Which means you need to be proactive and take steps to protect your brand’s IP rights. Luckily, you won’t need to do this alone.


globaleyez’s image monitoring service, for instance, is perfect for detecting fraudulent ads anywhere on the internet. Since fraudsters often use stolen or copied imagery to appear genuine, our service will quickly find ads that feature your copyrighted images. Thanks to powerful filter options, we can disregard authorised images and focus on users you didn’t give a green light to use your imagery.


Similarly, our domain monitoring service detects websites that use your brand or product name (or any other keyword you want us to look for) in their domain name, meta description or html text. We also offer marketplace monitoring on over 150 online marketplaces (including Google Shopping), to track down unauthorised product listings that infringe on your IP rights.


Finally, we’re happy to enforce your rights and demand the removal of any infringing content from the internet.




Google’s Ad Safety Report highlights the growing number of fraudulent ads flooding the internet. Don’t let fraudsters steal your revenue and ruin your reputation!

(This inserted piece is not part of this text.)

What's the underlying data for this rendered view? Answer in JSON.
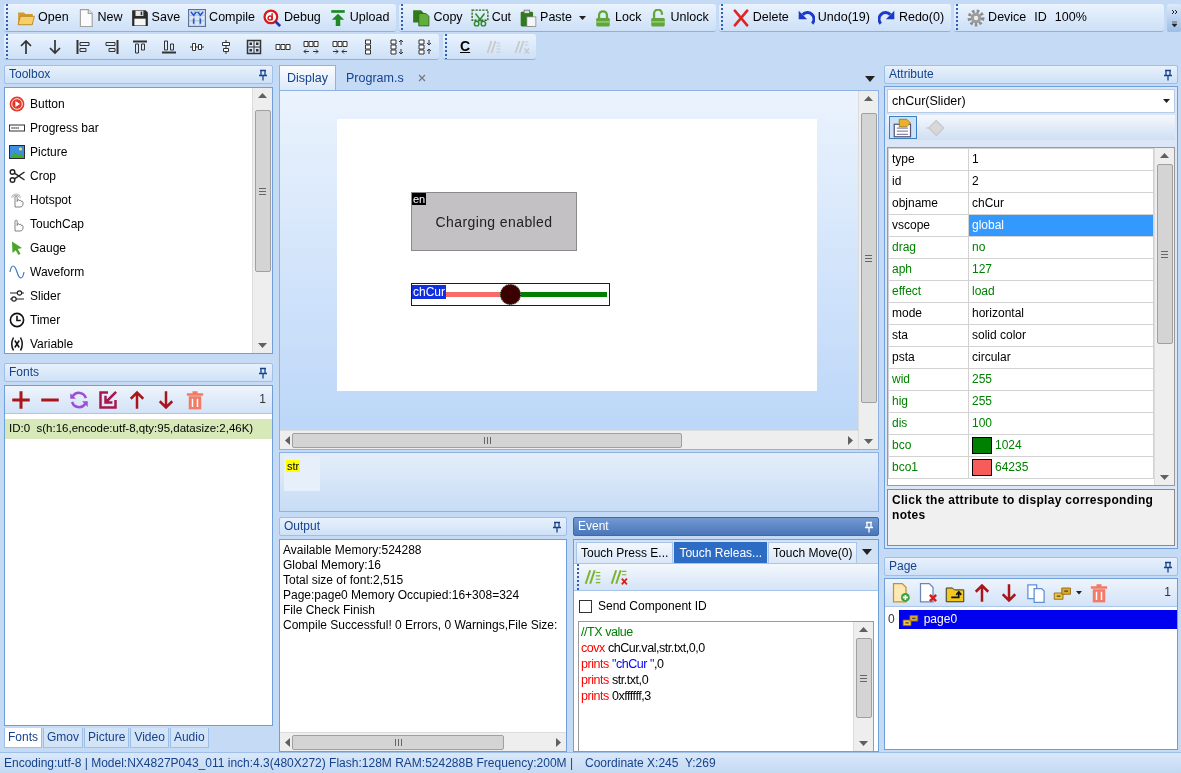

Contact us and let’s create your brand’s unique online brand protection programme, perfectly tailored to your needs.